§ EXERCISE DATA
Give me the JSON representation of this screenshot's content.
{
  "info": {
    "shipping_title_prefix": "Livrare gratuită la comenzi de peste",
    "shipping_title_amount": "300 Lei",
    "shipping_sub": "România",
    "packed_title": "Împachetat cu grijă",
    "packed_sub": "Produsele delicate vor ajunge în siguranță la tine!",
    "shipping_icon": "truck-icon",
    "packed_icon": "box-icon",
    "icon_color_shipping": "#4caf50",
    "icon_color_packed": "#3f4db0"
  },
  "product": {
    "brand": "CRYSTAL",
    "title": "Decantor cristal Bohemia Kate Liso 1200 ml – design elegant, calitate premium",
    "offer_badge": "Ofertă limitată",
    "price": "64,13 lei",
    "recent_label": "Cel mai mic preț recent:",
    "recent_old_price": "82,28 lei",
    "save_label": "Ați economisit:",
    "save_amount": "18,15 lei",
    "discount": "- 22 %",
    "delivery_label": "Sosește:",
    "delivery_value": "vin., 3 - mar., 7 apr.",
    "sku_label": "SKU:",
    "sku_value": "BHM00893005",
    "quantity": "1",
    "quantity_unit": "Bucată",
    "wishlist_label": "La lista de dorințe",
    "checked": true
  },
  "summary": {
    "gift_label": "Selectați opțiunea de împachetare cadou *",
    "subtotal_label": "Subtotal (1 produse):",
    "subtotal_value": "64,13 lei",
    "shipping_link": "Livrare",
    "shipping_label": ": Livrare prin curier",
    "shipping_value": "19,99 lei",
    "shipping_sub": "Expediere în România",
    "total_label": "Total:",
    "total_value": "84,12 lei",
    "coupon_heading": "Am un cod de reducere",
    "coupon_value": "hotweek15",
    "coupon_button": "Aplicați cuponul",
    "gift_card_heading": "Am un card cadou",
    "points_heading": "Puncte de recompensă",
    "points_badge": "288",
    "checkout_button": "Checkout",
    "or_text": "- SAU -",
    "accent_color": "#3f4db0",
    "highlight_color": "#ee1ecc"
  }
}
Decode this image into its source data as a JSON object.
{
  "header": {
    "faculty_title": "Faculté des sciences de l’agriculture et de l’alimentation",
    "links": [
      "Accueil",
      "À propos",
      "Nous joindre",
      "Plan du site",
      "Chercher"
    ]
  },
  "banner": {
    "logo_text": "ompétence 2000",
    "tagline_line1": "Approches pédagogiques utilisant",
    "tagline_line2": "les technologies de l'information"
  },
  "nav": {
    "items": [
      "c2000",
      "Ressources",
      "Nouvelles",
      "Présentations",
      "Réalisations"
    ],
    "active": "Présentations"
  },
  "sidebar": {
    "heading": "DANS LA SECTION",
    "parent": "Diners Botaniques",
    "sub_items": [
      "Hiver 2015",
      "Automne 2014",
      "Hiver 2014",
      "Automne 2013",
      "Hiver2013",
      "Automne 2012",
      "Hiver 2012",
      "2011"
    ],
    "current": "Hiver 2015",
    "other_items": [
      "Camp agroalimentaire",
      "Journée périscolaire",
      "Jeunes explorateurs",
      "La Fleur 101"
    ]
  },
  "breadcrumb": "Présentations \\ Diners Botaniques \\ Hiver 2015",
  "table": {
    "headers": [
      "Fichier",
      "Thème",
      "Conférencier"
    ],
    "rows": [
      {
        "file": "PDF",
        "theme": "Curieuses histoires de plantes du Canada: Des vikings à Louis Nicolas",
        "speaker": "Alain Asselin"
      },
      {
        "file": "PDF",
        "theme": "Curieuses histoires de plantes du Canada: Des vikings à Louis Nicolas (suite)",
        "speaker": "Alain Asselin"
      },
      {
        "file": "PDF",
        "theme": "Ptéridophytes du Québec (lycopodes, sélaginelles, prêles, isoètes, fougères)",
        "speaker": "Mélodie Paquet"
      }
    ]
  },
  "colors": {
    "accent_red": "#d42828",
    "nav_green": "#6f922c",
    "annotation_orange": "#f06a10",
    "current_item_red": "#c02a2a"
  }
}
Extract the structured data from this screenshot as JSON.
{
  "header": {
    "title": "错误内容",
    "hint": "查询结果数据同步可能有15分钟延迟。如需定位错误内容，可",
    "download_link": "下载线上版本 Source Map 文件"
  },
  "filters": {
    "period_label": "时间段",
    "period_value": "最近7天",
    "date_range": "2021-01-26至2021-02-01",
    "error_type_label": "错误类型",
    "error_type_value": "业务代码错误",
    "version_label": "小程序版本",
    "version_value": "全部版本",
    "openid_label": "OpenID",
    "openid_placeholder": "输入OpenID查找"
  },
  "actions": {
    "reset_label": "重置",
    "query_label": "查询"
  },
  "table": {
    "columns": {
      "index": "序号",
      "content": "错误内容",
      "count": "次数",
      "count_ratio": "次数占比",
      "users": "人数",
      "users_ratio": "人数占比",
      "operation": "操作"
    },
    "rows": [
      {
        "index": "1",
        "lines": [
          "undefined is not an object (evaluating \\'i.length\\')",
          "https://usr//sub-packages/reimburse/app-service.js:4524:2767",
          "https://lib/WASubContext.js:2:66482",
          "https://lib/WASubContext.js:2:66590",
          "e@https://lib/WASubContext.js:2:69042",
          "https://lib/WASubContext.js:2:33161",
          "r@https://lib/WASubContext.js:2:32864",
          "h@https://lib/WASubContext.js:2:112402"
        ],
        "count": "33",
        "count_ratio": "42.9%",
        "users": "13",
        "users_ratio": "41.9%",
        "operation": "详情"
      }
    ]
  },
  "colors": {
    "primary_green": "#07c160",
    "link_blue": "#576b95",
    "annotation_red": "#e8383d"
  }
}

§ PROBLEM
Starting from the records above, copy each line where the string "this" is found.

§ TASK SOLUTION
Give me the JSON representation of this screenshot's content.
Decode this image into its source data as a JSON object.
Extract the structured data from this screenshot as JSON.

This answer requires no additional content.